WORK TO COMPLETE: Identify each line in the records below that contains the word "label", and copy it.

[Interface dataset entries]
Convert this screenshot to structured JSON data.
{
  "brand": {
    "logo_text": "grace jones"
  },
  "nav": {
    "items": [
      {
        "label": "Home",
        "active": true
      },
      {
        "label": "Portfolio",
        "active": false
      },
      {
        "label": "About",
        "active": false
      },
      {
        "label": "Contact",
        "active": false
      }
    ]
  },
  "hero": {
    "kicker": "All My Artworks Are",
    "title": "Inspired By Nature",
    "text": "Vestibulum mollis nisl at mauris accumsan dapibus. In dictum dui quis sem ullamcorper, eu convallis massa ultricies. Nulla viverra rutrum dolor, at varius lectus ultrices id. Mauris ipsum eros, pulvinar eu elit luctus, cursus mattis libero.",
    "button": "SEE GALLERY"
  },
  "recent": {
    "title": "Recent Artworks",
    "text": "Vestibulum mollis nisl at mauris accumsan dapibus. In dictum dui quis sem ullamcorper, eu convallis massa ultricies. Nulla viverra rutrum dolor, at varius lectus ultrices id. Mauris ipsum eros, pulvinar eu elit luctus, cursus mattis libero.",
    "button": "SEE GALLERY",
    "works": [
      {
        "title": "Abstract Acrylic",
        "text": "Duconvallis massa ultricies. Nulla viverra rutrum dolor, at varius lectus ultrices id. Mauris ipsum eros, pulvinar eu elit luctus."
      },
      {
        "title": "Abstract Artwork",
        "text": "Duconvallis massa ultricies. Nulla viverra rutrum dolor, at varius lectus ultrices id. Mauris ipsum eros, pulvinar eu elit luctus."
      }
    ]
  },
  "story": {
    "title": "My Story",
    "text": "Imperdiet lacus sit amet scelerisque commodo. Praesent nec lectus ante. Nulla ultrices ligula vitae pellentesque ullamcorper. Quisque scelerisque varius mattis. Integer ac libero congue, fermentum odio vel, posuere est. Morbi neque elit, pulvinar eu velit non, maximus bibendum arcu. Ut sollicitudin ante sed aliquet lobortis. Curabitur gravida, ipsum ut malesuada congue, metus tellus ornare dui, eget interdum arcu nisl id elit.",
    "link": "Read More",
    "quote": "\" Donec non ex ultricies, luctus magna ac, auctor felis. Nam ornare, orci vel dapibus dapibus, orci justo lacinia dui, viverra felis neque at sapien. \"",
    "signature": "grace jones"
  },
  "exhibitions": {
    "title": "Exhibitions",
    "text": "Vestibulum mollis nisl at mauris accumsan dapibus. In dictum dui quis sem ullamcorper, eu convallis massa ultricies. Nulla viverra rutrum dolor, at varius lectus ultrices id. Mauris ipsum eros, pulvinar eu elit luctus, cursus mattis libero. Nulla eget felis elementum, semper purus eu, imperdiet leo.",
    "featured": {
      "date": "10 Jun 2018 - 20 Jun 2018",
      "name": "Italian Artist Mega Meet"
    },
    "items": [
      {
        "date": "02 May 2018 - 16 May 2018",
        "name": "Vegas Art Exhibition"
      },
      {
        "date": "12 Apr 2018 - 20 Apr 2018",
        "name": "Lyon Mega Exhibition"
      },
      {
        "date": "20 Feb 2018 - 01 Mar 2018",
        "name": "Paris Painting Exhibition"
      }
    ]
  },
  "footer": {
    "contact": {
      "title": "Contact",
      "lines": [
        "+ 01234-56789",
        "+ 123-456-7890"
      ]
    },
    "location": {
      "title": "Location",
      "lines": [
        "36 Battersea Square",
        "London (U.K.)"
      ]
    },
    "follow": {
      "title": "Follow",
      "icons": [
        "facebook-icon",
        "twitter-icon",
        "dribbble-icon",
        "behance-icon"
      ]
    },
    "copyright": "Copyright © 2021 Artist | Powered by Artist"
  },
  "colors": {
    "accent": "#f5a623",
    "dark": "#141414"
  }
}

ANSWER FOR THE TASK:
        "label": "Home",
        "label": "Portfolio",
        "label": "About",
        "label": "Contact",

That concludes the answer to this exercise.